Instructions for the task: Report each line of the records below that uses the word "down".

::::::::

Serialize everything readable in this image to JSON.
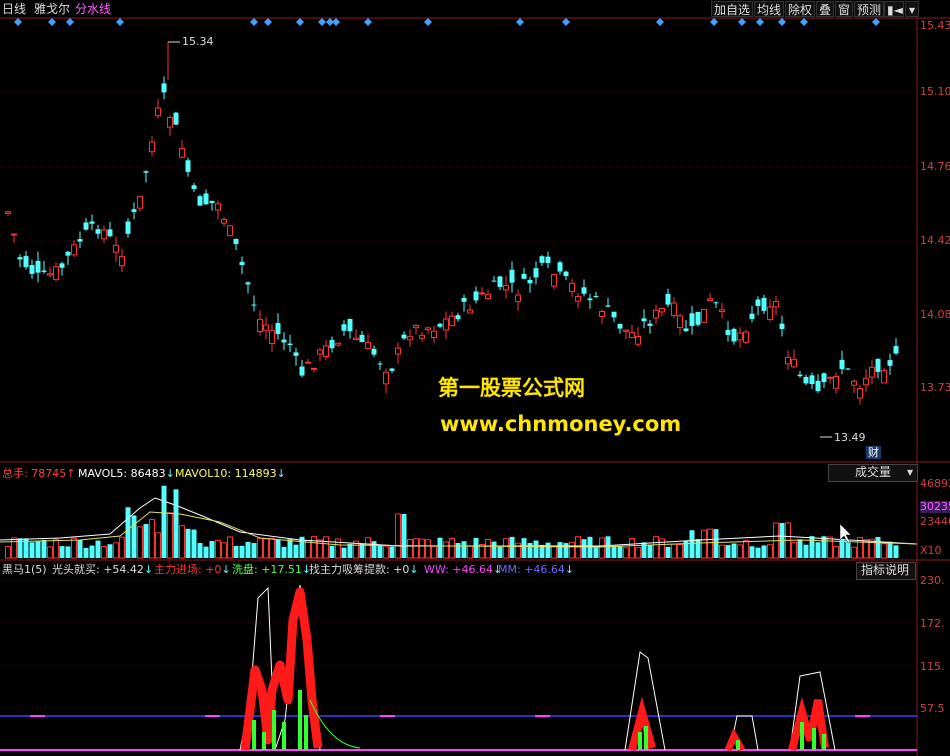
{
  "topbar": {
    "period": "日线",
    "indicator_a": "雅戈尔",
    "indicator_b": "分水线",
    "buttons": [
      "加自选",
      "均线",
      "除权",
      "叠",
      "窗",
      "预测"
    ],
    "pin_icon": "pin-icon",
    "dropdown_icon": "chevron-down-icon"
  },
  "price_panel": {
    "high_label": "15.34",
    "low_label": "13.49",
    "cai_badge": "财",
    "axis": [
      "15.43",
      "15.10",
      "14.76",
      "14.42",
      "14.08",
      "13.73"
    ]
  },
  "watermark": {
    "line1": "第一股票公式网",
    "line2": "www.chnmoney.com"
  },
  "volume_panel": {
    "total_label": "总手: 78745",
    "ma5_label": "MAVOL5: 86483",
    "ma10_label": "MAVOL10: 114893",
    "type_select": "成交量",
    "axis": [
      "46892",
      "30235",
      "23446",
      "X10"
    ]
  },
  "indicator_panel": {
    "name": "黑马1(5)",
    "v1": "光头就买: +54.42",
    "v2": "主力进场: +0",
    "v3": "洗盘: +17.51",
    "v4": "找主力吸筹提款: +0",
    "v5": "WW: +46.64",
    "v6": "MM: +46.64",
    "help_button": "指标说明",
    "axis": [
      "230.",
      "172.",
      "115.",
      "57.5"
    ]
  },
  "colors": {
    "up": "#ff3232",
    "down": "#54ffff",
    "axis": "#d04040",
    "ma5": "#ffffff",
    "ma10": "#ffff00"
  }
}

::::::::

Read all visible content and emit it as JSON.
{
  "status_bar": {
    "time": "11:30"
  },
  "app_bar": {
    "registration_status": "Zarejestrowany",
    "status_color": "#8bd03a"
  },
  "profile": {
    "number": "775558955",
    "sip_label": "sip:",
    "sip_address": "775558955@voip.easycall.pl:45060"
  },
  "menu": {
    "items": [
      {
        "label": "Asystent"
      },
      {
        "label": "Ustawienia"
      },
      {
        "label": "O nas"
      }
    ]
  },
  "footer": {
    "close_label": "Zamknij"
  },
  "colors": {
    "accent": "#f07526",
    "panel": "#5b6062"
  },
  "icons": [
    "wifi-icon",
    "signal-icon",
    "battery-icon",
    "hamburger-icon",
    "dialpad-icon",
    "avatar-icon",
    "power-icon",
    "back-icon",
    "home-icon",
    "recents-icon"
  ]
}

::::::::

Written response:
    "dropdown_icon": "chevron-down-icon"
    "down": "#54ffff",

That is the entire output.